During the reign of Louis XIV, the known world was divided into four continents. Their representation in paintings, sculptures and tapestries formed an essential part of life in the royal residences, becoming a symbol of the king's power and worldwide fame. One of the most representative examples of this fashion is the staircase d'apparât in the Palace of Versailles decorated as it was with tapestries and paintings on the theme of the Four Continents. It was designed to impress noble visitors and foreign embassies alike with the extent of the king's knowledge and to proclaim Versailles as the new crossroads of the world.

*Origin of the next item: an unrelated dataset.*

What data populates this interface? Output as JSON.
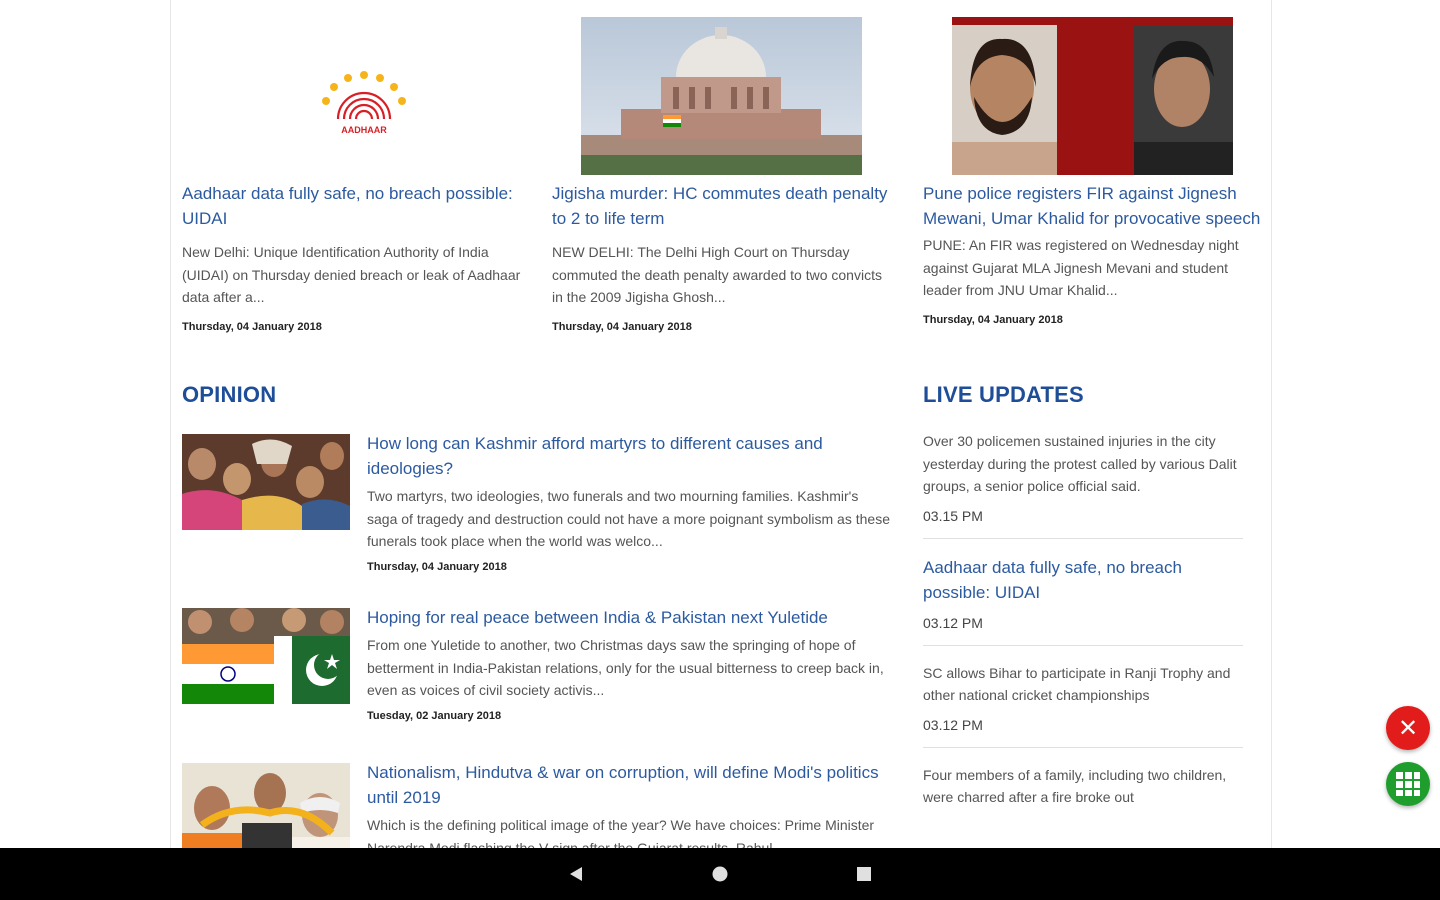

Based on a set of conventions, the iconography used to represent the four continents made them instantly recognisable. Europe takes the form of a draped woman wearing an ancient helmet, usually armed with a spear and shield and flanked by a horse, a direct reference to Greece and Alexander the Great, as well as to the equestrian art form so intimately linked to the nobility and military. America was represented by a nude woman wearing a crown of feathers and a loincloth, usually armed with a bow and quiver and here accompanied by an eagle, which was then believed to exist only on this continent. Africa is represented by a black woman accompanied by a lion or an elephant, occasionally carrying a bow or cornucopia in reference to the Nile and the major rivers. Asia is depicted as a woman carrying a fragrant jar, a wisp of incense smoke rising from it into the air, accompanied by a camel or dromedary as a symbol of the desert but here depicted with an elephant head.

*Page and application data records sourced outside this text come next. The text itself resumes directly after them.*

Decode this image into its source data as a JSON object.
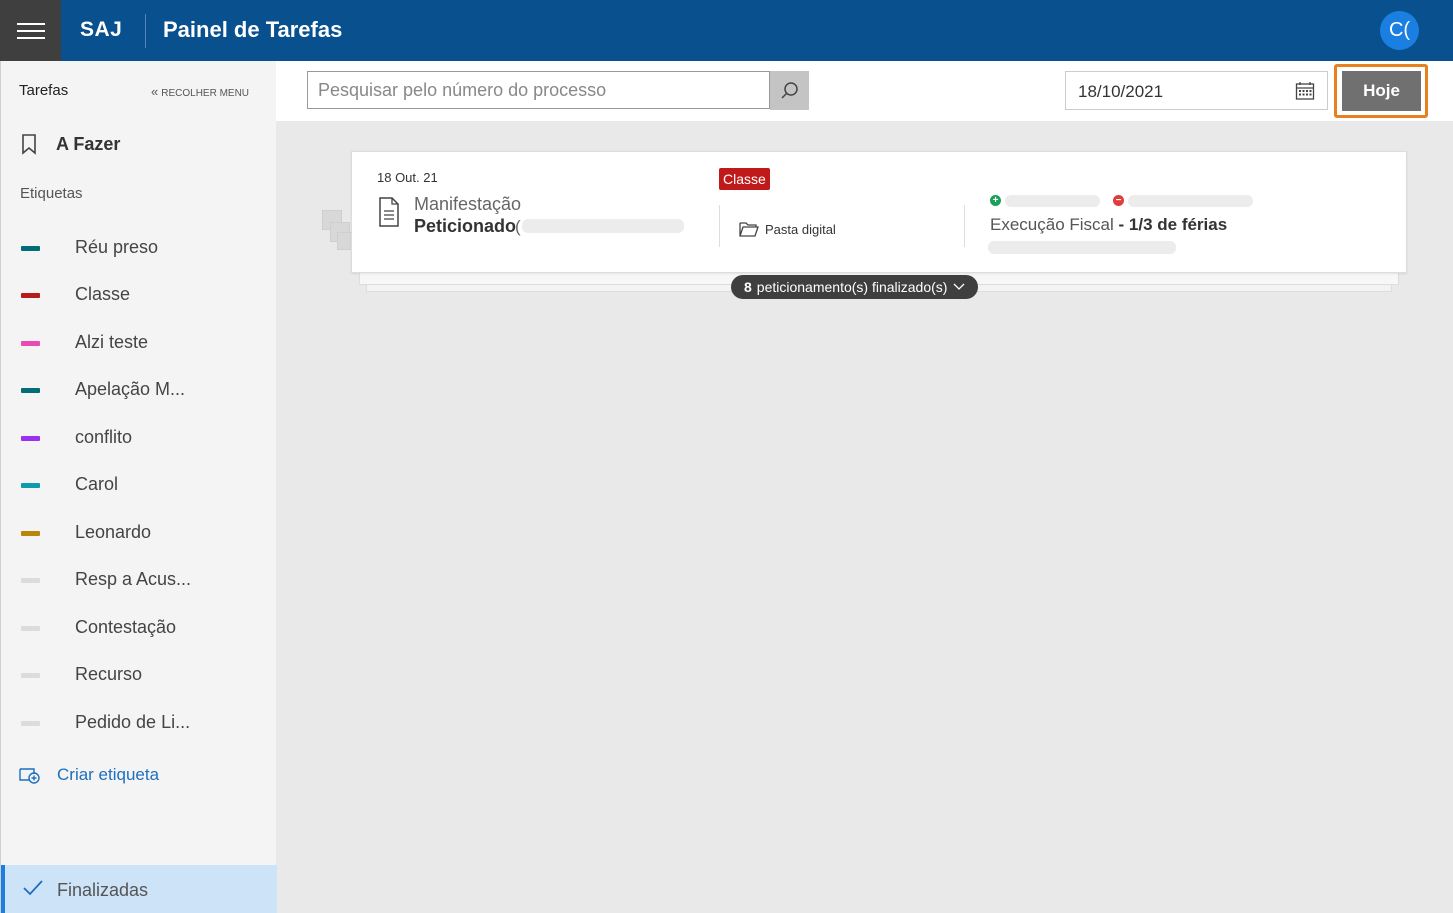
{
  "header": {
    "brand": "SAJ",
    "title": "Painel de Tarefas",
    "avatar_initials": "C("
  },
  "sidebar": {
    "heading": "Tarefas",
    "collapse_label": "RECOLHER MENU",
    "todo_label": "A Fazer",
    "tags_heading": "Etiquetas",
    "tags": [
      {
        "label": "Réu preso",
        "color": "#006d77"
      },
      {
        "label": "Classe",
        "color": "#b71c1c"
      },
      {
        "label": "Alzi teste",
        "color": "#e94ab4"
      },
      {
        "label": "Apelação M...",
        "color": "#006d77"
      },
      {
        "label": "conflito",
        "color": "#9b30f2"
      },
      {
        "label": "Carol",
        "color": "#0f9bab"
      },
      {
        "label": "Leonardo",
        "color": "#b8860b"
      },
      {
        "label": "Resp a Acus...",
        "color": "#dcdcdc"
      },
      {
        "label": "Contestação",
        "color": "#dcdcdc"
      },
      {
        "label": "Recurso",
        "color": "#dcdcdc"
      },
      {
        "label": "Pedido de Li...",
        "color": "#dcdcdc"
      }
    ],
    "create_tag_label": "Criar etiqueta",
    "finalized_label": "Finalizadas"
  },
  "toolbar": {
    "search_placeholder": "Pesquisar pelo número do processo",
    "date_value": "18/10/2021",
    "today_label": "Hoje",
    "highlight_color": "#e8801d"
  },
  "card": {
    "date": "18 Out. 21",
    "type": "Manifestação",
    "status": "Peticionado",
    "paren": "(",
    "badge": "Classe",
    "badge_color": "#c01919",
    "folder_label": "Pasta digital",
    "exec_class": "Execução Fiscal",
    "exec_detail": "- 1/3 de férias",
    "finalized_count": "8",
    "finalized_text": "peticionamento(s) finalizado(s)"
  }
}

In the Amphitheatre in the garden of the Grand Trianon at Versailles are two marble busts depicting continents which are closely similar in detail to the present busts. These busts were likely installed during the reign of Louis XIV. They can also be related to the marble sculptures representing the Four Continents ordered by Charles Le Brun during the Grande Commande of 1674, when major works were commissioned for the gardens of the Palace of Versailles (parterre Nord, see Pincas, loc. cit.), and to two further French marble busts depicting Africa and America dating from the second quarter of the 18th century, later acquired by Baron Ferdinand de Rothschild for Waddesdon Manor.

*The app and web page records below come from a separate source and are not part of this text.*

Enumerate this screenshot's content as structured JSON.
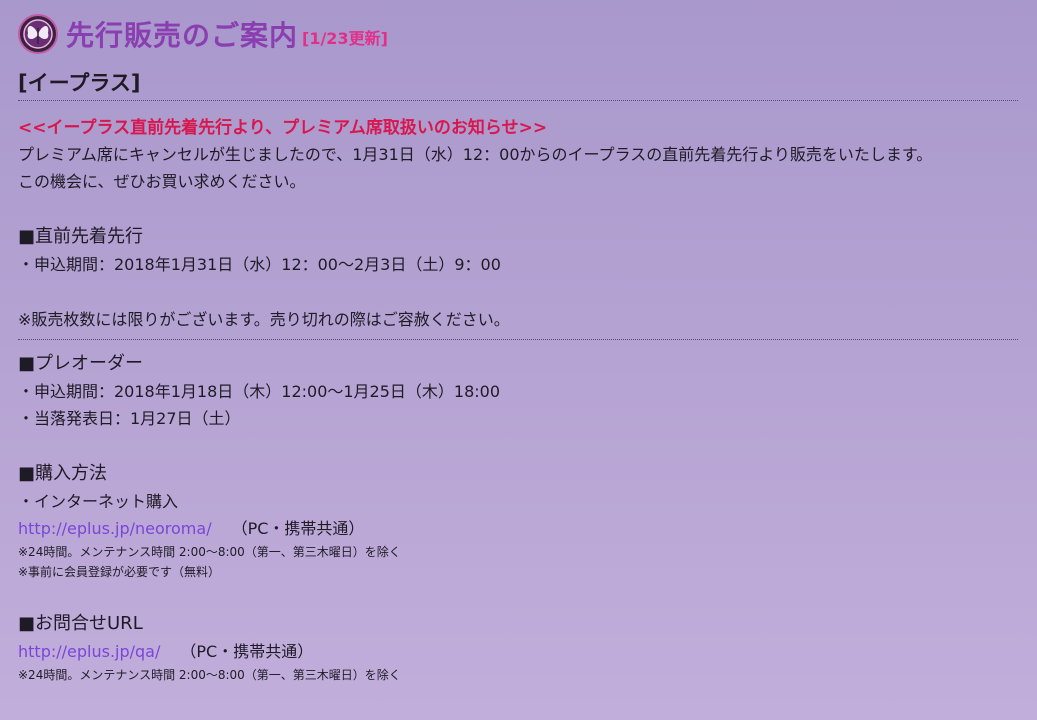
{
  "header": {
    "title": "先行販売のご案内",
    "updated": "[1/23更新]"
  },
  "section": {
    "name": "[イープラス]"
  },
  "notice": {
    "headline": "<<イープラス直前先着先行より、プレミアム席取扱いのお知らせ>>",
    "line1": "プレミアム席にキャンセルが生じましたので、1月31日（水）12：00からのイープラスの直前先着先行より販売をいたします。",
    "line2": "この機会に、ぜひお買い求めください。"
  },
  "direct_presale": {
    "heading": "■直前先着先行",
    "period": "・申込期間：2018年1月31日（水）12：00〜2月3日（土）9：00",
    "note": "※販売枚数には限りがございます。売り切れの際はご容赦ください。"
  },
  "preorder": {
    "heading": "■プレオーダー",
    "period": "・申込期間：2018年1月18日（木）12:00〜1月25日（木）18:00",
    "announce": "・当落発表日：1月27日（土）"
  },
  "purchase": {
    "heading": "■購入方法",
    "method": "・インターネット購入",
    "url": "http://eplus.jp/neoroma/",
    "url_note": "（PC・携帯共通）",
    "small1": "※24時間。メンテナンス時間 2:00〜8:00（第一、第三木曜日）を除く",
    "small2": "※事前に会員登録が必要です（無料）"
  },
  "contact": {
    "heading": "■お問合せURL",
    "url": "http://eplus.jp/qa/",
    "url_note": "（PC・携帯共通）",
    "small1": "※24時間。メンテナンス時間 2:00〜8:00（第一、第三木曜日）を除く"
  },
  "colors": {
    "title": "#8a3fb0",
    "updated": "#e0308a",
    "notice": "#d8174f",
    "link": "#7a45d8"
  },
  "icons": {
    "emblem": "butterfly-gear-emblem-icon"
  }
}
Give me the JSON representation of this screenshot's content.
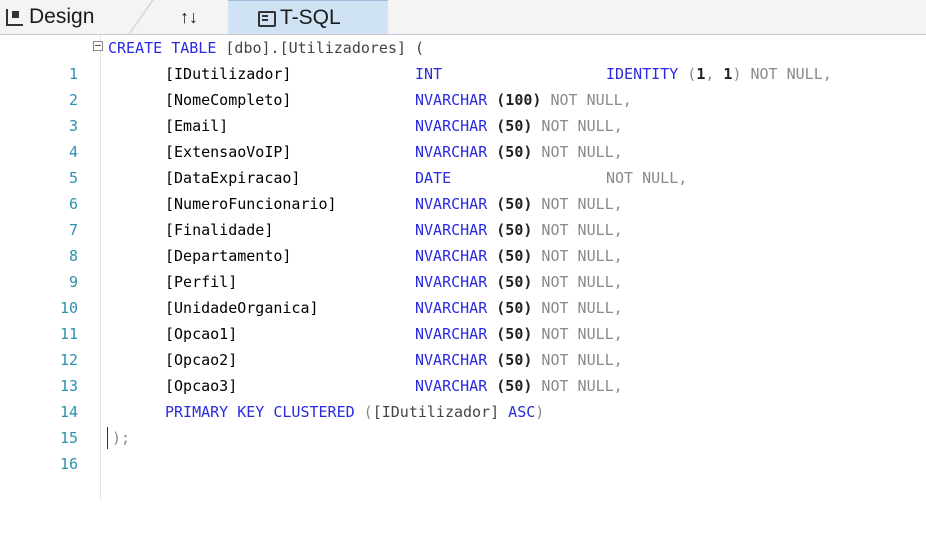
{
  "tabs": [
    {
      "label": "Design",
      "icon": "design-icon"
    },
    {
      "label": "↑↓",
      "icon": "swap-pane-icon"
    },
    {
      "label": "T-SQL",
      "icon": "database-icon"
    }
  ],
  "active_tab": "T-SQL",
  "editor": {
    "line_numbers": [
      "1",
      "2",
      "3",
      "4",
      "5",
      "6",
      "7",
      "8",
      "9",
      "10",
      "11",
      "12",
      "13",
      "14",
      "15",
      "16"
    ],
    "header": {
      "kw": "CREATE TABLE",
      "name": " [dbo].[Utilizadores] ("
    },
    "columns": [
      {
        "name": "[IDutilizador]",
        "type": "INT",
        "size": "",
        "nn": "",
        "identity": "IDENTITY",
        "id_open": " (",
        "id_seed": "1",
        "id_sep": ", ",
        "id_inc": "1",
        "id_close": ")",
        "id_nn": " NOT NULL,"
      },
      {
        "name": "[NomeCompleto]",
        "type": "NVARCHAR",
        "size": " (100)",
        "nn": " NOT NULL,"
      },
      {
        "name": "[Email]",
        "type": "NVARCHAR",
        "size": " (50)",
        "nn": " NOT NULL,"
      },
      {
        "name": "[ExtensaoVoIP]",
        "type": "NVARCHAR",
        "size": " (50)",
        "nn": " NOT NULL,"
      },
      {
        "name": "[DataExpiracao]",
        "type": "DATE",
        "size": "",
        "nn": "NOT NULL,"
      },
      {
        "name": "[NumeroFuncionario]",
        "type": "NVARCHAR",
        "size": " (50)",
        "nn": " NOT NULL,"
      },
      {
        "name": "[Finalidade]",
        "type": "NVARCHAR",
        "size": " (50)",
        "nn": " NOT NULL,"
      },
      {
        "name": "[Departamento]",
        "type": "NVARCHAR",
        "size": " (50)",
        "nn": " NOT NULL,"
      },
      {
        "name": "[Perfil]",
        "type": "NVARCHAR",
        "size": " (50)",
        "nn": " NOT NULL,"
      },
      {
        "name": "[UnidadeOrganica]",
        "type": "NVARCHAR",
        "size": " (50)",
        "nn": " NOT NULL,"
      },
      {
        "name": "[Opcao1]",
        "type": "NVARCHAR",
        "size": " (50)",
        "nn": " NOT NULL,"
      },
      {
        "name": "[Opcao2]",
        "type": "NVARCHAR",
        "size": " (50)",
        "nn": " NOT NULL,"
      },
      {
        "name": "[Opcao3]",
        "type": "NVARCHAR",
        "size": " (50)",
        "nn": " NOT NULL,"
      }
    ],
    "pk": {
      "kw": "PRIMARY KEY CLUSTERED",
      "open": " (",
      "col": "[IDutilizador]",
      "asc": " ASC",
      "close": ")"
    },
    "footer": ");"
  },
  "colors": {
    "keyword": "#2a2ae0",
    "line_number": "#2b91af",
    "gray": "#8a8a8a",
    "active_tab": "#cfe3f4"
  }
}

The closest comparisons in style, iconography, scale and surface are four white-painted wood busts of the continents sold from the collection of Yves Saint Laurent and Pierre Bergé at Christie's, Paris, 25 February 2009, lot 404 (841,000 Euros). It is also interesting to note that these had similar thin, long-stemmed socles to the present busts.